(Component data from apps and pages)
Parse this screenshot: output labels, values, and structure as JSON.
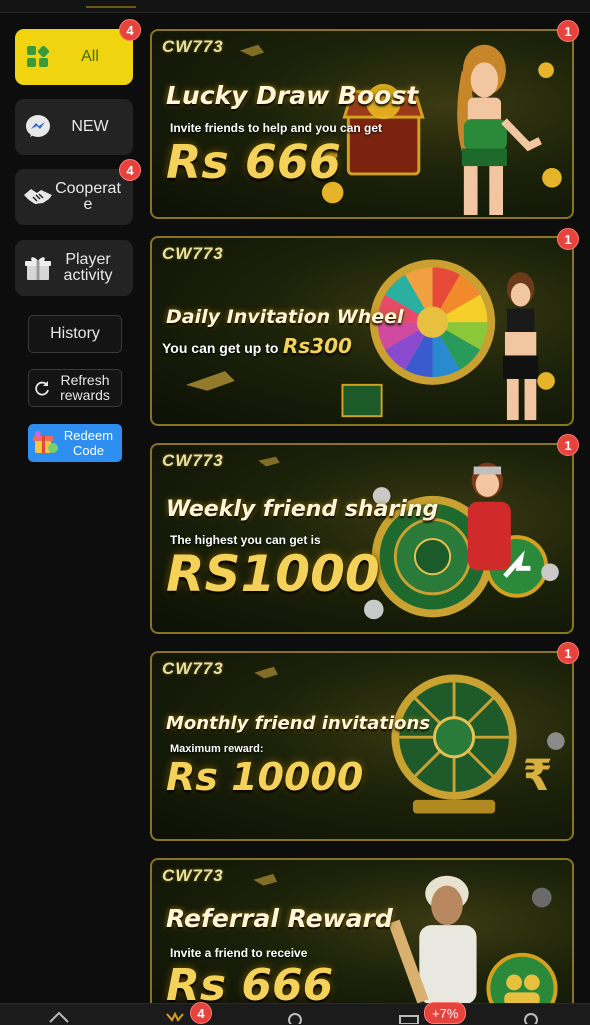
{
  "sidebar": {
    "items": [
      {
        "label": "All",
        "icon": "grid-icon",
        "badge": "4",
        "active": true
      },
      {
        "label": "NEW",
        "icon": "messenger-icon"
      },
      {
        "label": "Cooperat e",
        "icon": "handshake-icon",
        "badge": "4"
      },
      {
        "label": "Player activity",
        "icon": "gift-icon"
      }
    ],
    "history_label": "History",
    "refresh_label": "Refresh rewards",
    "redeem_label": "Redeem Code"
  },
  "banners": [
    {
      "logo": "CW773",
      "title": "Lucky Draw Boost",
      "subtitle": "Invite friends to help and you can get",
      "amount": "Rs 666",
      "badge": "1"
    },
    {
      "logo": "CW773",
      "title": "Daily Invitation Wheel",
      "subtitle": "You can get up to",
      "amount": "Rs300",
      "badge": "1"
    },
    {
      "logo": "CW773",
      "title": "Weekly friend sharing",
      "subtitle": "The highest you can get is",
      "amount": "RS1000",
      "badge": "1"
    },
    {
      "logo": "CW773",
      "title": "Monthly friend invitations",
      "subtitle": "Maximum reward:",
      "amount": "Rs 10000",
      "badge": "1"
    },
    {
      "logo": "CW773",
      "title": "Referral Reward",
      "subtitle": "Invite a friend to receive",
      "amount": "Rs 666"
    }
  ],
  "bottom_nav": {
    "badge": "4",
    "percent_badge": "+7%"
  },
  "colors": {
    "accent_yellow": "#f0d40f",
    "badge_red": "#e5433c",
    "redeem_blue": "#2f8ff0",
    "gold_text": "#f4d25a"
  }
}
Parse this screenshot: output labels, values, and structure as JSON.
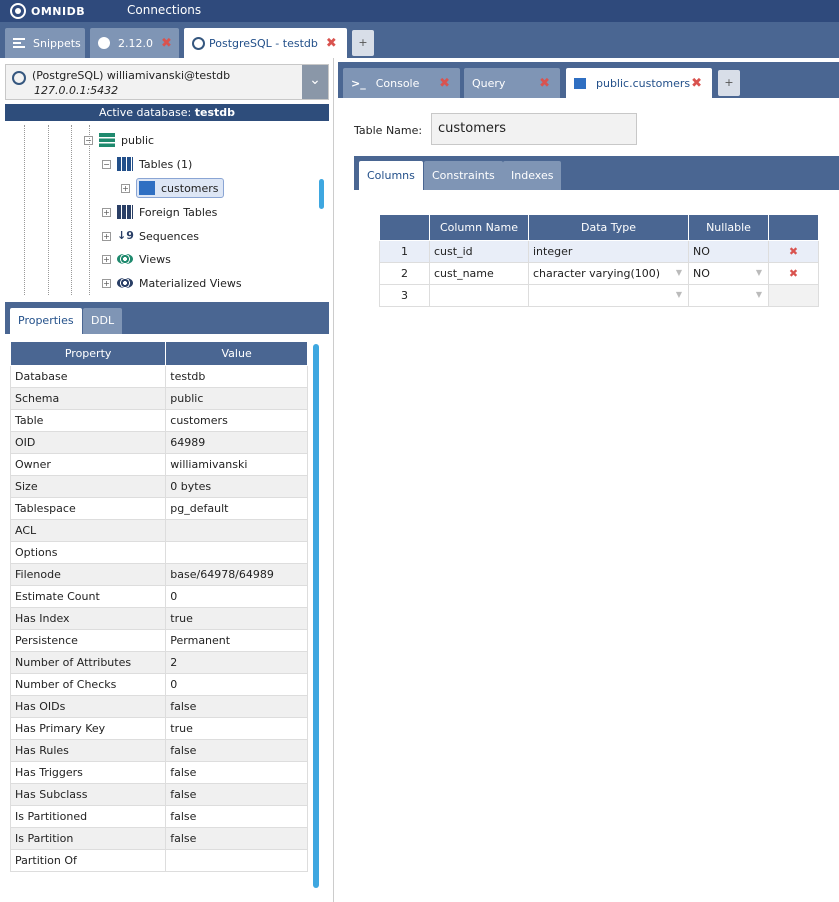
{
  "topbar": {
    "brand": "OMNIDB",
    "menu": "Connections"
  },
  "outer_tabs": [
    {
      "label": "Snippets",
      "icon": "list-icon"
    },
    {
      "label": "2.12.0",
      "icon": "globe-icon"
    },
    {
      "label": "PostgreSQL - testdb",
      "icon": "postgres-icon"
    }
  ],
  "outer_add": "+",
  "db": {
    "title": "(PostgreSQL) williamivanski@testdb",
    "host": "127.0.0.1:5432",
    "active_prefix": "Active database:",
    "active_name": "testdb"
  },
  "tree": [
    {
      "label": "public",
      "icon": "layers-icon"
    },
    {
      "label": "Tables (1)",
      "icon": "table-grid-icon"
    },
    {
      "label": "customers",
      "icon": "table-icon"
    },
    {
      "label": "Foreign Tables",
      "icon": "table-grid-icon"
    },
    {
      "label": "Sequences",
      "icon": "sort-icon"
    },
    {
      "label": "Views",
      "icon": "eye-icon"
    },
    {
      "label": "Materialized Views",
      "icon": "eye-icon"
    }
  ],
  "prop_tabs": [
    "Properties",
    "DDL"
  ],
  "prop_headers": [
    "Property",
    "Value"
  ],
  "properties": [
    [
      "Database",
      "testdb"
    ],
    [
      "Schema",
      "public"
    ],
    [
      "Table",
      "customers"
    ],
    [
      "OID",
      "64989"
    ],
    [
      "Owner",
      "williamivanski"
    ],
    [
      "Size",
      "0 bytes"
    ],
    [
      "Tablespace",
      "pg_default"
    ],
    [
      "ACL",
      ""
    ],
    [
      "Options",
      ""
    ],
    [
      "Filenode",
      "base/64978/64989"
    ],
    [
      "Estimate Count",
      "0"
    ],
    [
      "Has Index",
      "true"
    ],
    [
      "Persistence",
      "Permanent"
    ],
    [
      "Number of Attributes",
      "2"
    ],
    [
      "Number of Checks",
      "0"
    ],
    [
      "Has OIDs",
      "false"
    ],
    [
      "Has Primary Key",
      "true"
    ],
    [
      "Has Rules",
      "false"
    ],
    [
      "Has Triggers",
      "false"
    ],
    [
      "Has Subclass",
      "false"
    ],
    [
      "Is Partitioned",
      "false"
    ],
    [
      "Is Partition",
      "false"
    ],
    [
      "Partition Of",
      ""
    ]
  ],
  "inner_tabs": [
    {
      "label": "Console",
      "icon": "terminal-icon"
    },
    {
      "label": "Query",
      "icon": ""
    },
    {
      "label": "public.customers",
      "icon": "table-icon"
    }
  ],
  "inner_add": "+",
  "editor": {
    "table_name_label": "Table Name:",
    "table_name_value": "customers",
    "subtabs": [
      "Columns",
      "Constraints",
      "Indexes"
    ],
    "col_headers": [
      "",
      "Column Name",
      "Data Type",
      "Nullable",
      ""
    ],
    "rows": [
      {
        "num": "1",
        "name": "cust_id",
        "type": "integer",
        "nullable": "NO"
      },
      {
        "num": "2",
        "name": "cust_name",
        "type": "character varying(100)",
        "nullable": "NO"
      },
      {
        "num": "3",
        "name": "",
        "type": "",
        "nullable": ""
      }
    ]
  },
  "colors": {
    "header": "#4a6692",
    "topbar": "#2f4a7c",
    "close": "#d9534f",
    "scroll": "#3ea7e0"
  }
}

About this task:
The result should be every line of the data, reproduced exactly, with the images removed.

Exercise answer:
Parse this screenshot: output labels, values, and structure as JSON.
{
  "sidebar": {
    "items": [
      {
        "label": "All",
        "icon": "grid-icon",
        "badge": "4",
        "active": true
      },
      {
        "label": "NEW",
        "icon": "messenger-icon"
      },
      {
        "label": "Cooperat e",
        "icon": "handshake-icon",
        "badge": "4"
      },
      {
        "label": "Player activity",
        "icon": "gift-icon"
      }
    ],
    "history_label": "History",
    "refresh_label": "Refresh rewards",
    "redeem_label": "Redeem Code"
  },
  "banners": [
    {
      "logo": "CW773",
      "title": "Lucky Draw Boost",
      "subtitle": "Invite friends to help and you can get",
      "amount": "Rs 666",
      "badge": "1"
    },
    {
      "logo": "CW773",
      "title": "Daily Invitation Wheel",
      "subtitle": "You can get up to",
      "amount": "Rs300",
      "badge": "1"
    },
    {
      "logo": "CW773",
      "title": "Weekly friend sharing",
      "subtitle": "The highest you can get is",
      "amount": "RS1000",
      "badge": "1"
    },
    {
      "logo": "CW773",
      "title": "Monthly friend invitations",
      "subtitle": "Maximum reward:",
      "amount": "Rs 10000",
      "badge": "1"
    },
    {
      "logo": "CW773",
      "title": "Referral Reward",
      "subtitle": "Invite a friend to receive",
      "amount": "Rs 666"
    }
  ],
  "bottom_nav": {
    "badge": "4",
    "percent_badge": "+7%"
  },
  "colors": {
    "accent_yellow": "#f0d40f",
    "badge_red": "#e5433c",
    "redeem_blue": "#2f8ff0",
    "gold_text": "#f4d25a"
  }
}
Parse this screenshot: output labels, values, and structure as JSON.
{
  "topbar": {
    "brand": "OMNIDB",
    "menu": "Connections"
  },
  "outer_tabs": [
    {
      "label": "Snippets",
      "icon": "list-icon"
    },
    {
      "label": "2.12.0",
      "icon": "globe-icon"
    },
    {
      "label": "PostgreSQL - testdb",
      "icon": "postgres-icon"
    }
  ],
  "outer_add": "+",
  "db": {
    "title": "(PostgreSQL) williamivanski@testdb",
    "host": "127.0.0.1:5432",
    "active_prefix": "Active database:",
    "active_name": "testdb"
  },
  "tree": [
    {
      "label": "public",
      "icon": "layers-icon"
    },
    {
      "label": "Tables (1)",
      "icon": "table-grid-icon"
    },
    {
      "label": "customers",
      "icon": "table-icon"
    },
    {
      "label": "Foreign Tables",
      "icon": "table-grid-icon"
    },
    {
      "label": "Sequences",
      "icon": "sort-icon"
    },
    {
      "label": "Views",
      "icon": "eye-icon"
    },
    {
      "label": "Materialized Views",
      "icon": "eye-icon"
    }
  ],
  "prop_tabs": [
    "Properties",
    "DDL"
  ],
  "prop_headers": [
    "Property",
    "Value"
  ],
  "properties": [
    [
      "Database",
      "testdb"
    ],
    [
      "Schema",
      "public"
    ],
    [
      "Table",
      "customers"
    ],
    [
      "OID",
      "64989"
    ],
    [
      "Owner",
      "williamivanski"
    ],
    [
      "Size",
      "0 bytes"
    ],
    [
      "Tablespace",
      "pg_default"
    ],
    [
      "ACL",
      ""
    ],
    [
      "Options",
      ""
    ],
    [
      "Filenode",
      "base/64978/64989"
    ],
    [
      "Estimate Count",
      "0"
    ],
    [
      "Has Index",
      "true"
    ],
    [
      "Persistence",
      "Permanent"
    ],
    [
      "Number of Attributes",
      "2"
    ],
    [
      "Number of Checks",
      "0"
    ],
    [
      "Has OIDs",
      "false"
    ],
    [
      "Has Primary Key",
      "true"
    ],
    [
      "Has Rules",
      "false"
    ],
    [
      "Has Triggers",
      "false"
    ],
    [
      "Has Subclass",
      "false"
    ],
    [
      "Is Partitioned",
      "false"
    ],
    [
      "Is Partition",
      "false"
    ],
    [
      "Partition Of",
      ""
    ]
  ],
  "inner_tabs": [
    {
      "label": "Console",
      "icon": "terminal-icon"
    },
    {
      "label": "Query",
      "icon": ""
    },
    {
      "label": "public.customers",
      "icon": "table-icon"
    }
  ],
  "inner_add": "+",
  "editor": {
    "table_name_label": "Table Name:",
    "table_name_value": "customers",
    "subtabs": [
      "Columns",
      "Constraints",
      "Indexes"
    ],
    "col_headers": [
      "",
      "Column Name",
      "Data Type",
      "Nullable",
      ""
    ],
    "rows": [
      {
        "num": "1",
        "name": "cust_id",
        "type": "integer",
        "nullable": "NO"
      },
      {
        "num": "2",
        "name": "cust_name",
        "type": "character varying(100)",
        "nullable": "NO"
      },
      {
        "num": "3",
        "name": "",
        "type": "",
        "nullable": ""
      }
    ]
  },
  "colors": {
    "header": "#4a6692",
    "topbar": "#2f4a7c",
    "close": "#d9534f",
    "scroll": "#3ea7e0"
  }
}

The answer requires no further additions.